The FDA warns consumers to take caution of unproven claims, low-quality products, and incorrectly labeled CBD or THC content.
Not all CBD products have the same cannabis-derived components. "Full-spectrum," "broad-spectrum," and "CBD isolate" refer to the three categories of CBD products and what they contain.
Full-spectrum CBD contains all elements of the cannabis plant, including terpenes, flavonoids, and all types of cannabinoids. That means full-spectrum products have both CBD and THC.
Under federal law, products with a THC content of .03 percent or less are not controlled substances.
If you want full-spectrum CBD but don't want, or legally can't buy, significant amounts of THC, look for a THC content of .03 percent or less. This trace amount of the psychoactive compound generally isn't enough to get users high. But remember, everyone has different tolerance levels.
Like full-spectrum CBD, broad-spectrum CBD products contain more cannabinoids than just CBD, as well as terpenes. However, broad-spectrum CBD has no or very trace amounts of THC.
Lastly, CBD isolate is "pure" (typically 99 percent or more) CBD. To make CBD isolate, manufacturers extract all other elements from the cannabis plant, including any cannabinoid that isn't CBD.
As CBD legalization continues to expand within the U.S., so does the availability and range of CBD products on the market. However, each U.S. state has its own laws regarding age restrictions, the forms of CBD permitted, and the amount allowed. For example, many states allow the sale of CBD, but not in any food or beverages.

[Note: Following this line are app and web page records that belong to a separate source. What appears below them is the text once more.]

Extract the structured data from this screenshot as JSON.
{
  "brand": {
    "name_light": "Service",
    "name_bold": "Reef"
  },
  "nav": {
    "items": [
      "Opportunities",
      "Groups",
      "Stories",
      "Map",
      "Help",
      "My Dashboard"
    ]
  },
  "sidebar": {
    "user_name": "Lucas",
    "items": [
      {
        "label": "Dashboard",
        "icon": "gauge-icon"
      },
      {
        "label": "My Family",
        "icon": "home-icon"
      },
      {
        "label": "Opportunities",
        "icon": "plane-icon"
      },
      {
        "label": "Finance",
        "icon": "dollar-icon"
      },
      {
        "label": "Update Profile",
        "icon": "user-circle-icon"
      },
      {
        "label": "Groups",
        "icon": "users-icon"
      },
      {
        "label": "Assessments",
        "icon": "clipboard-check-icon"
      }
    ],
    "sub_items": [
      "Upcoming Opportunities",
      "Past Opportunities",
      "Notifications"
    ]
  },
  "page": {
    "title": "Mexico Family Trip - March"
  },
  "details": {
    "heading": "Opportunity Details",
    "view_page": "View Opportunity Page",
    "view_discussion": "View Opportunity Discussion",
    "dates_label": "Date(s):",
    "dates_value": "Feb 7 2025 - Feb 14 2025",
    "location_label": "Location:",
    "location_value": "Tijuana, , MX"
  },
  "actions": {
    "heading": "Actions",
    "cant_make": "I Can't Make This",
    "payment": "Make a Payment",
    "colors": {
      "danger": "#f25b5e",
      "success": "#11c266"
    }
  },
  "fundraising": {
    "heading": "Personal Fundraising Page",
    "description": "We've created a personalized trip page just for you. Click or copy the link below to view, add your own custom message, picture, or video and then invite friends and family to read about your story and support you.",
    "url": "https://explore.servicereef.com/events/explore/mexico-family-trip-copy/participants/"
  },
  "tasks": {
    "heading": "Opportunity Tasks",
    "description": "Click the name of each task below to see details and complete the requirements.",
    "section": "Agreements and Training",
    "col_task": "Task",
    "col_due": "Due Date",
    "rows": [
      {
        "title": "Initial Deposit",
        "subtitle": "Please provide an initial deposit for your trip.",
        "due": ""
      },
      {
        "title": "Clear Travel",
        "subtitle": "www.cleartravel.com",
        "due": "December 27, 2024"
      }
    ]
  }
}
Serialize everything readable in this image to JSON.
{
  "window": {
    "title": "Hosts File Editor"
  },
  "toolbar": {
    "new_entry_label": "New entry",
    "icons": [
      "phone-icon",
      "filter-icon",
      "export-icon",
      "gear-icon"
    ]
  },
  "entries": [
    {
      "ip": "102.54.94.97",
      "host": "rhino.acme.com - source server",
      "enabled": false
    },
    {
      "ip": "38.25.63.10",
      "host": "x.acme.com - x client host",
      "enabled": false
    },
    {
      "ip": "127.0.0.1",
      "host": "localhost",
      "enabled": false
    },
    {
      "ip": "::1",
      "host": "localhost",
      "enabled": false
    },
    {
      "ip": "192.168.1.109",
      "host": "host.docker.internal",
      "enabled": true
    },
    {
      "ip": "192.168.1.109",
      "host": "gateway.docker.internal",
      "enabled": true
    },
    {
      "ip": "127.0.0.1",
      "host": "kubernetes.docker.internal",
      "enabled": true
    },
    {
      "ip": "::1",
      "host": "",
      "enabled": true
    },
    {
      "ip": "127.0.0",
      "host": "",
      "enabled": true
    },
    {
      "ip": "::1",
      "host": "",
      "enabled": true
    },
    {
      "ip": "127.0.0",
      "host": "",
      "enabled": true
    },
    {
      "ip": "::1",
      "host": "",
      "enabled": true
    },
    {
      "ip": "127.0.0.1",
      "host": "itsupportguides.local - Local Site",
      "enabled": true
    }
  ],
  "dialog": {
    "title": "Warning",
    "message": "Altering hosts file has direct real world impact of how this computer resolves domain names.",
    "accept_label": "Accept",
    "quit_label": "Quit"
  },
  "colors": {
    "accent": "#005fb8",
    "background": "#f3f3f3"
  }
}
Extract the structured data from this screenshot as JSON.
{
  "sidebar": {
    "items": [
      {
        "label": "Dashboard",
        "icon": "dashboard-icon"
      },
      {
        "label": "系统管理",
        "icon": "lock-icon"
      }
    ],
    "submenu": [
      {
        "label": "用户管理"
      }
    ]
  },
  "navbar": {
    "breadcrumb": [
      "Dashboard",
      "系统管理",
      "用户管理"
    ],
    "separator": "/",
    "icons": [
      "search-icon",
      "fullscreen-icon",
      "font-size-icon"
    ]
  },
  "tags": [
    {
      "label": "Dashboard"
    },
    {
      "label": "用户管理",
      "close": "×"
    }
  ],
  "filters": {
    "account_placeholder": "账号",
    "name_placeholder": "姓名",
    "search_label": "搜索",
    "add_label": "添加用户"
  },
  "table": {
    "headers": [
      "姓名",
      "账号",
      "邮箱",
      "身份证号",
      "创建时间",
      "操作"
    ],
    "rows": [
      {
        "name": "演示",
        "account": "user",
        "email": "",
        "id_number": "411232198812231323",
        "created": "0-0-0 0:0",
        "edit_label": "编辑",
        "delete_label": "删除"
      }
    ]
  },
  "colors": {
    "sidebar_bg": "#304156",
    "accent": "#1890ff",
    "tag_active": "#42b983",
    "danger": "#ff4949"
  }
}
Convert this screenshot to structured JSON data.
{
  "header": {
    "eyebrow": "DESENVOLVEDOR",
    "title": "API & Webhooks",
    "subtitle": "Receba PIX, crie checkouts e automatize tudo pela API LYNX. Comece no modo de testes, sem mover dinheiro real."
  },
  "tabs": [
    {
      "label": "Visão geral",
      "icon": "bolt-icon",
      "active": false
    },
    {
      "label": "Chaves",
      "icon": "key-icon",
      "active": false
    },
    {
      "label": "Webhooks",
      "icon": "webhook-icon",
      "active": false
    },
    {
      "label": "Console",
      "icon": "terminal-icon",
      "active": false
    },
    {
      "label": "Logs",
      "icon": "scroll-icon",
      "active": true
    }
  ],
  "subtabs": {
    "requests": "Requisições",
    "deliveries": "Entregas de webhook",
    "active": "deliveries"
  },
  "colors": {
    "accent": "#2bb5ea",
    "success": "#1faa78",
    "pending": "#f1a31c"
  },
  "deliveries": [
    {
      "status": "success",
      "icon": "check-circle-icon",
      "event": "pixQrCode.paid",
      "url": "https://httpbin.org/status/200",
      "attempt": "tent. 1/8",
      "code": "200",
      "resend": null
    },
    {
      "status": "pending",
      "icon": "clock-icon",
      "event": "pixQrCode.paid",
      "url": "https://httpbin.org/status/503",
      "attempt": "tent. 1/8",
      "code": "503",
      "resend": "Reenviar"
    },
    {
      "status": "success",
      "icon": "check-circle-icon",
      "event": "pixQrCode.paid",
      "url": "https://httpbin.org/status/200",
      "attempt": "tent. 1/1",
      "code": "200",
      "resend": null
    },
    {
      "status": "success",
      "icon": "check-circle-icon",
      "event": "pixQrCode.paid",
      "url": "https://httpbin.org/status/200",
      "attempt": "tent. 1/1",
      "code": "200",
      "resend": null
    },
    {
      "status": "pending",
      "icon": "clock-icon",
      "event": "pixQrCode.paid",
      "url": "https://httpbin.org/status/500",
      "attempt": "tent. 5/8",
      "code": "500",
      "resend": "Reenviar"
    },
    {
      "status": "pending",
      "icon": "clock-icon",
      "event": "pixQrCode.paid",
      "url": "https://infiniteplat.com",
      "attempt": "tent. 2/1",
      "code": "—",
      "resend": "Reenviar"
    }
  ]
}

Depending on your age and which state you live in, you may be able to purchase some or all of the following legally:
A lot of people have this question when shopping for CBD products. While both liquids, CBD oil and CBD tinctures use different ingredients to accompany the CBD compounds. CBD oil contains CBD and a carrier oil such as coconut oil or palm oil. CBD tinctures, on the other hand, use alcohol as a base.
Many people use topical CBD products like creams and balms to manage pain and inflammation or treat acne and eczema. For this to work, the CBD would have to be absorbed through the skin. Right now, there just isn't enough research to tell if CBD can relieve pain or reduce skin irritations transdermally.
However, a 2015 study did find transdermal CBD treatment effective for reducing arthritis pain and inflammation in rats. Whether topical applications work for humans as well has yet to be determined.
As with many supplements and medicinal products, there simply isn't enough data to determine if CBD does what advocates claim. Ultimately, it's up to you to decide if the potential benefits outweigh the unknowns and possible side effects.
We hope that more illuminating research on CBD comes out in the upcoming years. Until then, practice caution, shop carefully, and temper your expectations.